Dear Rusty: My 62nd birthday is in late August of this year. I would like to start collecting Social Security, but after reading about the need to keep my earnings less than $21,240 in the first year it doesn’t seem fair to those who have birthdays later in the year. I will have earned a lot by the end of August. Or am I missing the part where the year starts from the day you retire? Or is it a fiscal year? Please elaborate? Signed: Looking Ahead
Dear Looking Ahead: Born in late August, your first month of eligibility for Social Security will be September (you must be 62 for an entire month to be eligible for SS benefits). If you start your benefits in September, for the months of September through December 2023 you’ll have a monthly earnings limit of $1,770. If you exceed that limit in any of those 4 months, you won’t be eligible for SS benefits in any month that the $1770 monthly limit is exceeded.
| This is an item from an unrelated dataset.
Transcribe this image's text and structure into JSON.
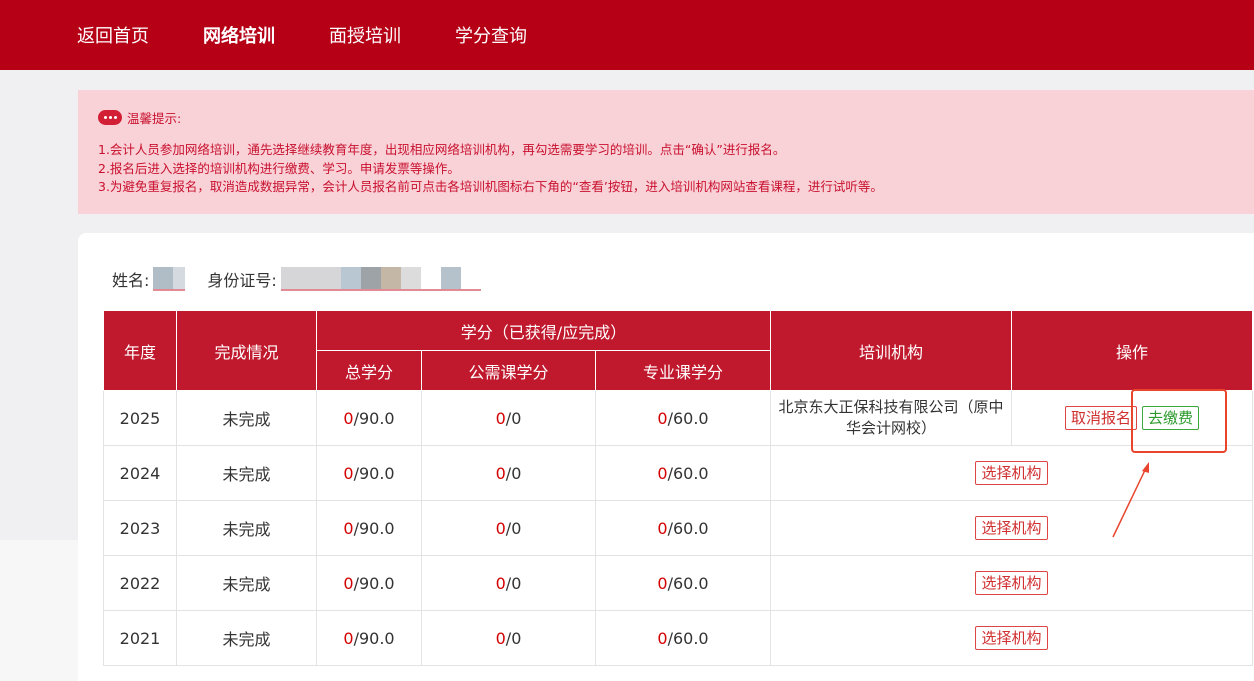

If you exceed the monthly limit in all of those months, you won’t be entitled to any benefits in 2023, unless using the annual earnings limit formula to determine your penalty would result in a lesser amount.
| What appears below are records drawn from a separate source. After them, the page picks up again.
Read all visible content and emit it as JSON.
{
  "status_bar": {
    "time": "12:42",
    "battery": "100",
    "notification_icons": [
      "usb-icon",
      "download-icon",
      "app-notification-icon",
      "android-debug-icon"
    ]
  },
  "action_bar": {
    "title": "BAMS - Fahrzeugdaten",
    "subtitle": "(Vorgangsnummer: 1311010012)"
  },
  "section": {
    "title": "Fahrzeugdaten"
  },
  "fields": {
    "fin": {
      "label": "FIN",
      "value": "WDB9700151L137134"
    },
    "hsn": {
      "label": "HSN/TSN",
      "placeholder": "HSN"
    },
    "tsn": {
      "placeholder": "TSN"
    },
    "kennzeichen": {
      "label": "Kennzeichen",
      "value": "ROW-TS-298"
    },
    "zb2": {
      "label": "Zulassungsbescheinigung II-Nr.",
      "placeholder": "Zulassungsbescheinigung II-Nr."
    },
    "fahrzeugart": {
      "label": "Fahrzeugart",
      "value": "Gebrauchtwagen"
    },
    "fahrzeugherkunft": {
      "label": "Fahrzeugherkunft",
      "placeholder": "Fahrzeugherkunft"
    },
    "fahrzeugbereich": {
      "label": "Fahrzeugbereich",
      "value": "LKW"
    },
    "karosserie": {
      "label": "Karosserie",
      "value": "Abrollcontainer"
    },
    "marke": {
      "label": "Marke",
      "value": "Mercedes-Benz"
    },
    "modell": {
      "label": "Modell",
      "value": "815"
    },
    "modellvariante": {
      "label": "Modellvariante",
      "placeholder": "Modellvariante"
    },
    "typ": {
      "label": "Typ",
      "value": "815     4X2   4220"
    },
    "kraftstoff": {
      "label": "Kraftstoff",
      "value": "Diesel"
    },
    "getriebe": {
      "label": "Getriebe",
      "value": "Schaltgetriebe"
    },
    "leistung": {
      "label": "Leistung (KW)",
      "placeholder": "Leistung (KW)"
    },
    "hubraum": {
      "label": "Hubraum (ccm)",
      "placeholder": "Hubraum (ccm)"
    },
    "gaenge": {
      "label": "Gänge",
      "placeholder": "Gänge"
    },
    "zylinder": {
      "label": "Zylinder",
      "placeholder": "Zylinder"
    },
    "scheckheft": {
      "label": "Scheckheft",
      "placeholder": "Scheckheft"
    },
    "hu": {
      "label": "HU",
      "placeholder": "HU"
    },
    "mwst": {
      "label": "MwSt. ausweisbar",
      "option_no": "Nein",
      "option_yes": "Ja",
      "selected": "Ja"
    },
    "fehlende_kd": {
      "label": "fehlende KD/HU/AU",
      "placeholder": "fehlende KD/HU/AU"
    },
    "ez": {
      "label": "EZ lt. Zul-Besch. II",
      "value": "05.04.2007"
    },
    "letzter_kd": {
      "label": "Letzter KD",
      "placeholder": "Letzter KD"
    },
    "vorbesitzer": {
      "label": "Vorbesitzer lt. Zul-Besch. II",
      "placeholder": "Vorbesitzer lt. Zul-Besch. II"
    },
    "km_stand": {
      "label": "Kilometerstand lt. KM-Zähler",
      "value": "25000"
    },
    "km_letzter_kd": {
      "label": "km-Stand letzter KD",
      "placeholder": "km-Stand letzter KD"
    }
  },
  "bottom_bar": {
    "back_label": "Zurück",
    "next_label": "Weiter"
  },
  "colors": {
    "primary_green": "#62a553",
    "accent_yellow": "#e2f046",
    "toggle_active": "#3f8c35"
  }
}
The penalty for exceeding the annual limit is $1 for every $2 you are over the 2023 limit and, if using that formula yields a penalty that is less than for exceeding the 2023 monthly limit for September – December, they will use the annual limit instead of the monthly limit to compute your penalty. Thus, your annual earnings earned before September will only count if using the annual limit will result in less of a penalty than using the monthly limit for the months after your benefits start. If you plan to retire from working before September, then there will be no penalty for exceeding the annual earnings limit prior to that, but if you continue to work full time there will likely be a penalty that will cause Social Security to take away some of your benefits.
Starting in 2024, only the annual earnings limit (which will be a bit more than the 2023 annual limit) will apply to you. Generally, if you continue working full-time and will significantly exceed the annual earnings limit, it may be wise to reconsider claiming your Social Security until your income is below or closer to the annual limit each year, or until you reach your full retirement age after which the earnings limit no longer applies. And if you do claim early and exceed the earnings limit, and if you have benefits taken away for some number of months to satisfy the penalty, you’ll get time credit for those months after you reach your full retirement age. That credit will, essentially, move your claim date forward by the number of months you didn’t get SS benefits, increasing your benefit amount accordingly after your full retirement age.
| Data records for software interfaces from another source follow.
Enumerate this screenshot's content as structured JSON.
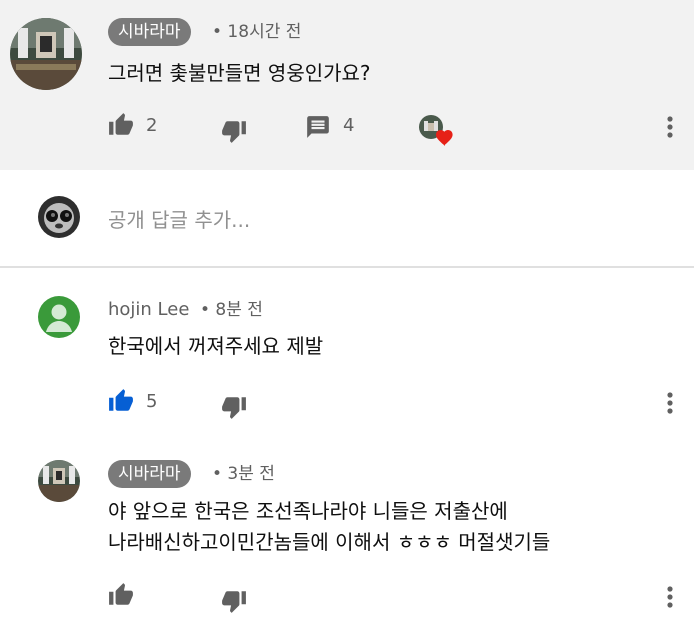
{
  "comments": [
    {
      "author": "시바라마",
      "time": "• 18시간 전",
      "text": "그러면 촟불만들면 영웅인가요?",
      "likes": "2",
      "replies": "4"
    },
    {
      "author": "hojin Lee",
      "time": "• 8분 전",
      "text": "한국에서 꺼져주세요 제발",
      "likes": "5"
    },
    {
      "author": "시바라마",
      "time": "• 3분 전",
      "text_line1": "야 앞으로 한국은 조선족나라야 니들은 저출산에",
      "text_line2": "나라배신하고이민간놈들에 이해서 ㅎㅎㅎ 머절샛기들"
    }
  ],
  "reply_box": {
    "placeholder": "공개 답글 추가..."
  },
  "colors": {
    "top_background": "#f2f2f2",
    "liked_blue": "#065fd4",
    "heart_red": "#e62117",
    "chip_gray": "#7a7a7a"
  },
  "icons": [
    "thumbs-up-icon",
    "thumbs-down-icon",
    "reply-icon",
    "creator-heart-icon",
    "more-vert-icon"
  ]
}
This article is intended for information purposes only and does not represent legal or financial guidance. It presents the opinions and interpretations of the AMAC Foundation’s staff, trained and accredited by the National Social Security Association (NSSA). NSSA and the AMAC Foundation and its staff are not affiliated with or endorsed by the Social Security Administration or any other governmental entity. To submit a question, visit our website (amacfoundation.org/programs/social-security-advisory) or email us at [email protected].